He stole codes and footage of the unreleased Grand Theft Auto VI, the long-awaited sequel which is due to hit the shelves next year more than a decade after the last installment.
Kurtaj published some of the stolen footage on online forums and blackmailed developer Rockstar, threatening to release the source code unless they contacted him in September last year.
Judge Patricia Lees said the “hacking resulted in a huge loss of marketing opportunities for Rockstar which was unquantifiable” and cost the firm $1.5m (around £1.2m) in external help alone, along with thousands of hours of work by employees.
Kurtaj also targeted broadband provider BT and mobile operator EE, software company Nvidia and Uber – making multi-million dollar demands – over a 14-month period between July 2021 and September last year while he was aged 16 and 17.
Psychiatrists had assessed Kurtaj, who is autistic, as unfit to enter pleas to charges or stand trial.
But a jury found he had carried out the acts alleged against him, which amounted to 12 offenses – including six counts of carrying out an unauthorized act to impair the operation of a computer, three counts of blackmail, two fraud offenses, and of failing to comply with a section 49 notice to disclose a key when he did not give up the password to his mobile phone when asked to by police – following a two-month case.
The judge ordered that he should be detained in hospital for an indefinite period of time under the Mental Health Act, with a restriction under Section 41, meaning he can only be discharged from hospital if the justice secretary approves it.
Kurtaj was sentenced alongside a 17-year-old boy, who cannot be named because of his age, who pleaded guilty to one offense under the Computer Misuse Act and one count of fraud, and was found guilty of one count of fraud, a charge of blackmail and having carried out an unauthorized act to impair the operation of a computer.
“You two were key players in what was a spree of cyber offending by a hacking group calling itself Lapsus$,” the judge said.
“That group targeted large technology companies and subjected them to hacking, blackmail and fraud.”
The court heard the youth was a member of the group between July 2021 and February last year when he was aged 15 and involved in offenses against EE/BT and Nvidia – a hack which cost the company $5m (almost $4m) in remedial costs.
The judge said the youngster, who has been diagnosed with autism, also carried out an “audacious hack” into the City of London police system to view CCTV footage.

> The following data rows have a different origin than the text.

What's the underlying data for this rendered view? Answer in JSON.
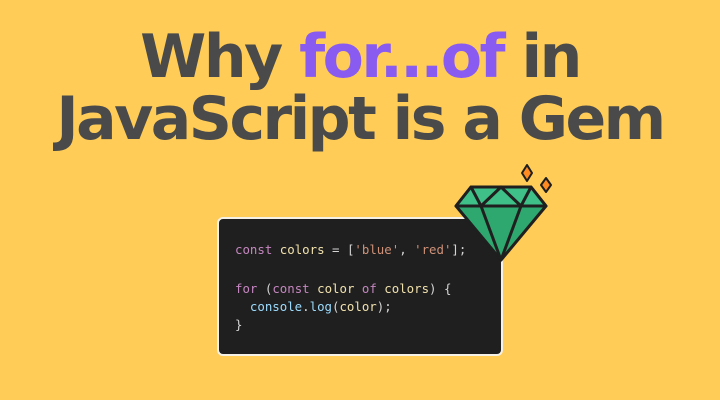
{
  "headline": {
    "line1_lead": "Why ",
    "line1_accent": "for...of",
    "line1_trail": " in",
    "line2": "JavaScript is a Gem"
  },
  "code": {
    "line1": {
      "kw": "const",
      "var": "colors",
      "eq": "=",
      "open": "[",
      "str1": "'blue'",
      "comma": ", ",
      "str2": "'red'",
      "close": "];"
    },
    "line3": {
      "kw_for": "for",
      "paren_open": "(",
      "kw_const": "const",
      "var_item": "color",
      "kw_of": "of",
      "var_list": "colors",
      "paren_close_brace": ") {"
    },
    "line4": {
      "obj": "console",
      "dot": ".",
      "method": "log",
      "open": "(",
      "arg": "color",
      "close": ");"
    },
    "line5": {
      "brace": "}"
    }
  },
  "colors": {
    "background": "#fecc57",
    "headline": "#4a4a4a",
    "accent": "#8a5bf0",
    "code_background": "#1f1f1f",
    "gem_green": "#2fa870",
    "sparkle_orange": "#ff8a1f"
  },
  "icons": {
    "gem": "gem-icon",
    "sparkles": "sparkle-icon"
  }
}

The teenager was also convicted of fraud and stalking offenses in the youth court after using the email addresses of international government officials to send emergency disclosure requests to companies including Discord, Google and Uber to obtain personal details of those he targeted, the court heard.
He was handed a youth rehabilitation order, including an 18-month supervision requirement and a six-month prohibited activity requirement to stop him using a VPN.